Friday, September 16, 2016

EMG-6 "Shop Notes" September 2016

"EMG-6 Shop Notes" is a day-to-day accounting of what's going on in the shop with the EMG-6 Electric Motor Glider.

September 16, 2016 Production of Kits Continues

kit production continues. Jason has been putting together the subassembly kits and in this picture here he is assembling the components necessary for the horizontal stabilizer subassembly.

Monday, September 12, 2016

Builder Charlie Becker S/N 15-024 Oshkosh Wisconsin

Builder Charlie Becker S/N 15-024 Oshkosh Wisconsin

September 12, 2016

Charlie gets his landing gear mounted to the fuselage 4130 chromoly steel frame. Charlie is still currently in the lead for the 1st customer built EMG-6. 
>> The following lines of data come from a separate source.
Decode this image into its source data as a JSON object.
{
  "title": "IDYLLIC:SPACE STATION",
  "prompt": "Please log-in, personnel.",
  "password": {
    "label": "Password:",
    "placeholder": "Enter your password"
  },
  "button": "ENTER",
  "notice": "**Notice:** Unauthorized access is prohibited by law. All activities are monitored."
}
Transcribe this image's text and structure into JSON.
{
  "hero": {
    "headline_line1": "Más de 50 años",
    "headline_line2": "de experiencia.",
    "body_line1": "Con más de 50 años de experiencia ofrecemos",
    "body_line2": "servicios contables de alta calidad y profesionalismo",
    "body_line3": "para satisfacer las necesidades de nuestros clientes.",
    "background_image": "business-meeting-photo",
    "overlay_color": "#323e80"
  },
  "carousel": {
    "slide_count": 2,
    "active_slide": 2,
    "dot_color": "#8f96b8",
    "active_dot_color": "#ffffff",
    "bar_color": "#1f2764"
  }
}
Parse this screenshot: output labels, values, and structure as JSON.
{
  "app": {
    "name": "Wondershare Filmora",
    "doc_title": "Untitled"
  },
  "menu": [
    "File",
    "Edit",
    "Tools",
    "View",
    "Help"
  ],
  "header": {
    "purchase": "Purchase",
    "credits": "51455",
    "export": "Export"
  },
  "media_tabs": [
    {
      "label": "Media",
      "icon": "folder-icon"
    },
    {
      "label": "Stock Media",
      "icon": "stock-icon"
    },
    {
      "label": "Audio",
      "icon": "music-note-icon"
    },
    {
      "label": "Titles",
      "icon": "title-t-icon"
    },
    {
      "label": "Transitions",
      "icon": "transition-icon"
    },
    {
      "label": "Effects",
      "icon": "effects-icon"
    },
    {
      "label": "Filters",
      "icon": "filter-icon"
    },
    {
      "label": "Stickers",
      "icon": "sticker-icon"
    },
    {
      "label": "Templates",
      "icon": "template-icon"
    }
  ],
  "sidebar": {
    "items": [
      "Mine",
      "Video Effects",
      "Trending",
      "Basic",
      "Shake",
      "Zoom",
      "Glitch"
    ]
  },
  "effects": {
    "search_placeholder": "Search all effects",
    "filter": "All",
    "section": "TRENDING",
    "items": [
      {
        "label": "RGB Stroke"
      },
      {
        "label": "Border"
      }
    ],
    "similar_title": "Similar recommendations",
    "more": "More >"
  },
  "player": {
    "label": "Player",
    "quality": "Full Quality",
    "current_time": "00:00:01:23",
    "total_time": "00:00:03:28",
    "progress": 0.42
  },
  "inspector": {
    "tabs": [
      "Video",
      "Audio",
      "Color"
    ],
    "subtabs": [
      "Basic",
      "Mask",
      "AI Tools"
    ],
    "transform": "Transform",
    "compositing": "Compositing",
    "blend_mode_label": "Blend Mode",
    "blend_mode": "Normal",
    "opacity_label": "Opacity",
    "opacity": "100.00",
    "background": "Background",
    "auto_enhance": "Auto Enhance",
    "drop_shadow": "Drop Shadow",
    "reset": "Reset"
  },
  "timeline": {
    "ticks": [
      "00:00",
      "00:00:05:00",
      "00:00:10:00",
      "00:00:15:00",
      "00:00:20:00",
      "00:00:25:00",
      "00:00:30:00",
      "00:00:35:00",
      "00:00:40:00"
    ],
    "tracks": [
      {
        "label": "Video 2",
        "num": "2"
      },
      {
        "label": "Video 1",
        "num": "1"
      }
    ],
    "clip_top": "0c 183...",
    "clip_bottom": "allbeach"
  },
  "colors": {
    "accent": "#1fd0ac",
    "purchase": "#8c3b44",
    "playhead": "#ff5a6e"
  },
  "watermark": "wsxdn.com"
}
This picture is indicative of Charlie's enthusiasm for aviation in general. He has several projects that these currently working on you can see the super cub in the background. Charlie is director of communities for EAA in Oshkosh. And his enthusiasm and love of the sport is very encouraging.

Although we made this page to highlight the most recent progress on Charlie's aircraft and we will continue to update this page as he sends us new photos. You may want to check out Charlie's Facebook page which is a great deal of more information about the EMG-6 project that he's working on.

Friday, September 9, 2016

3D Printed Vortex Generators Part 4 (Video)

In part 4 of 3D printed vortex generators video,  we go through the complete process of designing a vortex generator in SOLIDWORKS, exporting an STL file to the Zortrax software, and then printing and extracting the 3D printed vortex generator.

Wednesday, September 7, 2016

3-D Modeling Software “Home Built meets High-Tech” Sport Aviation / Experimenter "Technically Speaking" Article August 2016

3-D Modeling Software “home built meets high-tech”

In last month’s article we talked about the wide variety of opportunities available with 3-D printing. In this article, we want to talk about the process of creating those 3-D models. Within, literally, years of the initial offering of personal computers that software engineers started creating software for generating mechanical engineering drawings. And just like the computer industry itself, the exponential growth of CAD (computer-aided drafting) programs has blossomed into some of the most amazing collection of capabilities which only years ago were relegated to organizations such as NASA and Boeing. These capabilities have now become available to the average experimental aircraft builder/designer. If your aspirations revolve around being a component or aircraft designer, it is imperative that you recognize and embrace these new CAD technologies. For those holdouts, who do not wish to undergo the difficulty of learning to use a CAD program but still wish to be an aircraft designer, the only advice that we can offer is to lock yourself in the closet until you change your mind. Of course, we jest, but the capabilities of solid modeling software put the designer at such an advantage that the difficulties associated with learning the software are far outweighed by the results and capabilities that can be achieved.

Figure 1:  3D Solid Modeling Software Learning Curve

Friday, September 2, 2016

3D Printed Vortex Generators Part 3 (Video)

3-D printed vortex generators part 3. In this video we step through the installation process and placement of vortex generator using a template and commercial grade double sticky tape.

Monday, August 22, 2016

3D Printed Vortex Generators Part 2 (Video)

3-D printed vortex generators part 2. In this video we step through the installation process and placement of vortex generator version 1-150. We do a comparative analysis from the baseline tests that we conducted in part 1, and provide some analysis of the process. We are using the Quicksilver GT-500 that is currently being used as the tow aircraft for the EMG-6 electric motor glider as the test bed for our 3-D printed vortex generators.

Friday, August 19, 2016

EMG-6 "Shop Notes" August 2016

"EMG-6 Shop Notes" is a day-to-day accounting of what's going on in the shop with the EMG-6 Electric Motor Glider.

August 29,2016

Jason hard at work making up sub assembly kits. In this picture here Jason has been boxing up elevator Kits.